Atlanticville is a fixture of Sullivan’s Island, offering a blend of Lowcountry fine dining with casual beach style. Now well into its second decade of operation, it’s been around long enough to develop both a strong seasonal business with the vacation crowds and a solid base of local regulars. And, if you duck back in every now and again to refresh your memory, it’s easy to see why: good, solid cooking.

One of the things I like most about Atlanticville is that the dishes always incorporate a few surprises. This is immediately noticeable on the appetizer menu, which is one of the better ones around town.

The fried oyster plate ($9), served with housemade sausage and a piquant roasted garlic aioli, is one of the restaurant’s most popular starters, but for my money it’s upstaged by the inventive scallops ($12). As at most restaurants, the thick white scallops are seared brown and perfectly crispy on the top, but in a unique twist, Atlanticville wraps theirs not in bacon but in thin slices of smoked salmon. It’s an unusual combo that really works. The salmon sears up crispy around the edges and, like bacon, adds a touch of smoke, but the texture is even richer and silkier.

The tuna roll ($10) consists of a chunk of magenta tuna wrapped in white rice and nori then very lightly battered and fried. It’s served sliced into discs with a flashy drizzle of bright orange sriracha sauce on one side, which adds a big splash of fire, while the big pile of pickled ginger and thick shreds of kimchee on the other side provide a tangy, cool accent.

Seafood dominates the appetizers, but there are a few hearty land-based choices, too, like a braised short rib ($12) accompanied by three porcini-mushroom filled ravioli. The big hunk of beef is tender and succulent, but the ravioli steal the show. Made by local artisans Rio Bertolini, the squares of pasta are thin and delightfully firm, and they’re filled with a slightly spicy porcini filling that’s rich and complex. It’s the kind of appetizer that you gobble down in a flash and wish you’d ordered two.

After impressing with the appetizers, Atlanticville manages to deliver entrées that are as equally intriguing and surprising. The lump crab crusted mahi ($29) immediately grabs your attention; after all, how does one encrust something in crab meat? It’s a bit of a misnomer, since “encrusted” here means a layer of deviled crab spread over the top and lightly browned, but it’s exceptionally hearty and filling. It comes with an excellent succotash that blends corn and butter beans with country ham, onions, and sweet red pepper in a grainy mustard sauce with plenty of savory thyme. As if that’s not enough, there’s a bonus fried green tomato and pimento cheese sandwich, a delightful New Southern culinary mash-up that layers rich melted pimento cheese between two crisp, tangy green tomato slices. It’s not only out of the ordinary but delicious, too.

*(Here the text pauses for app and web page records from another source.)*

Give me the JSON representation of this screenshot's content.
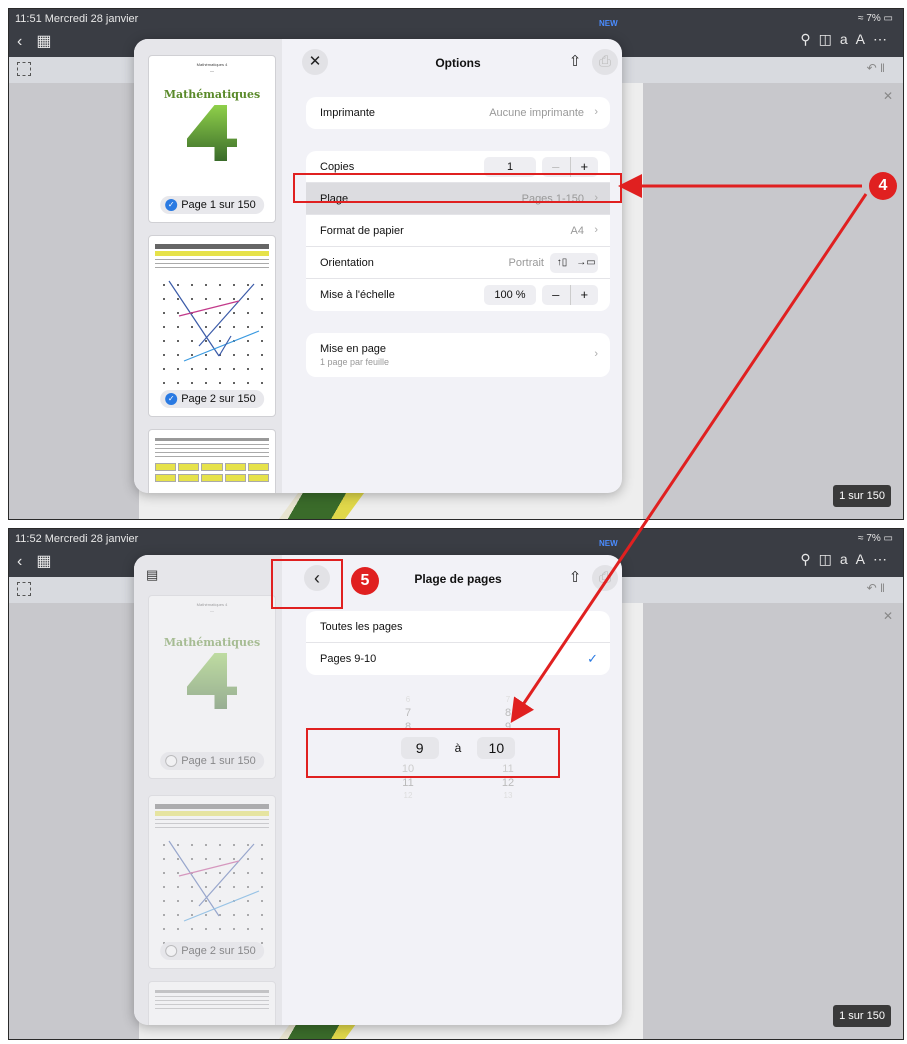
{
  "shot1": {
    "status_time": "11:51 Mercredi 28 janvier",
    "battery": "7%",
    "new_badge": "NEW",
    "page_counter": "1 sur 150",
    "title": "Options",
    "thumbs": [
      {
        "label": "Page 1 sur 150",
        "math_title": "Mathématiques"
      },
      {
        "label": "Page 2 sur 150"
      }
    ],
    "rows": {
      "printer_label": "Imprimante",
      "printer_value": "Aucune imprimante",
      "copies_label": "Copies",
      "copies_value": "1",
      "range_label": "Plage",
      "range_value": "Pages 1-150",
      "paper_label": "Format de papier",
      "paper_value": "A4",
      "orientation_label": "Orientation",
      "orientation_value": "Portrait",
      "scale_label": "Mise à l'échelle",
      "scale_value": "100 %",
      "layout_label": "Mise en page",
      "layout_sub": "1 page par feuille"
    }
  },
  "shot2": {
    "status_time": "11:52 Mercredi 28 janvier",
    "battery": "7%",
    "new_badge": "NEW",
    "page_counter": "1 sur 150",
    "title": "Plage de pages",
    "thumbs": [
      {
        "label": "Page 1 sur 150",
        "math_title": "Mathématiques"
      },
      {
        "label": "Page 2 sur 150"
      }
    ],
    "options": {
      "all_pages": "Toutes les pages",
      "custom": "Pages 9-10"
    },
    "picker": {
      "from_above": [
        "6",
        "7",
        "8"
      ],
      "from_selected": "9",
      "from_below": [
        "10",
        "11",
        "12"
      ],
      "separator": "à",
      "to_above": [
        "7",
        "8",
        "9"
      ],
      "to_selected": "10",
      "to_below": [
        "11",
        "12",
        "13"
      ]
    }
  },
  "annotations": {
    "callout_4": "4",
    "callout_5": "5",
    "color": "#e02020"
  }
}
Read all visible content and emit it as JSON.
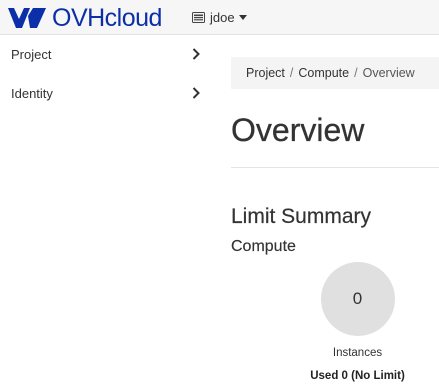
{
  "header": {
    "brand_name": "OVHcloud",
    "brand_color": "#0b2fa8",
    "project_name": "jdoe",
    "project_icon": "server-icon",
    "dropdown_icon": "caret-down-icon"
  },
  "sidebar": {
    "items": [
      {
        "label": "Project",
        "icon": "chevron-right-icon"
      },
      {
        "label": "Identity",
        "icon": "chevron-right-icon"
      }
    ]
  },
  "breadcrumb": {
    "items": [
      "Project",
      "Compute",
      "Overview"
    ],
    "separator": "/"
  },
  "page": {
    "title": "Overview"
  },
  "limit_summary": {
    "title": "Limit Summary",
    "section": "Compute",
    "charts": [
      {
        "value": "0",
        "label": "Instances",
        "usage": "Used 0 (No Limit)"
      }
    ]
  }
}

The other regular entrées show a fusion of international flavors, like a mojo criollo marinated chicken breast with black beans and rice ($24), along with more traditional fine dining offerings like a grilled veal chop over polenta ($30) and a tenderloin filet with garlic mashed potatoes ($28). It’s worth taking some time to check out the specials board each night, too, for worthy items appear with regularity. A recent cobia filet special served the fresh fish with a ball of white rice in a spicy watermelon broth. The cobia is mild and thick, and the white rice is equally mild, too, but the fish is seared a spicy brown, and cubes of watermelon and apple give a nice fruity crunch. The subtle interplay of sweet and spicy flavors really sneaks up on you — the kind of experience where you get lost in conversation and forget about the dish for a moment, and then suddenly you take another bite and are surprised all over again.

Many of the items on Atlanticville’s regular menu have Asian accents, like the Thai cucumber, tomato, and cilantro salad that accompanies the grilled peri peri prawns appetizer ($10) and the “forbidden rice” and wok-seared bok choy that accompany the duck breast entrée ($25). Those Eastern influences move to the forefront once a week for Thai Tuesday, whose special menu includes everything from pad Thai to a Chinese-style char siu pork.

All told, the multiple elements — the atmosphere, the food, the casual but attentive service — come together for a very pleasant dining experience. The big deck area, in particular, with its round metal tables adorned with white tablecloths and little tea light candles, is a fine blend of the casual and the elegant.

Old friends like Atlanticville tend to slip into the back of people’s minds as newer, flashier places come and go around town. But, on a pleasant evening when the breeze is up, it’s well worth a drive out to Sullivan’s to get reacquainted.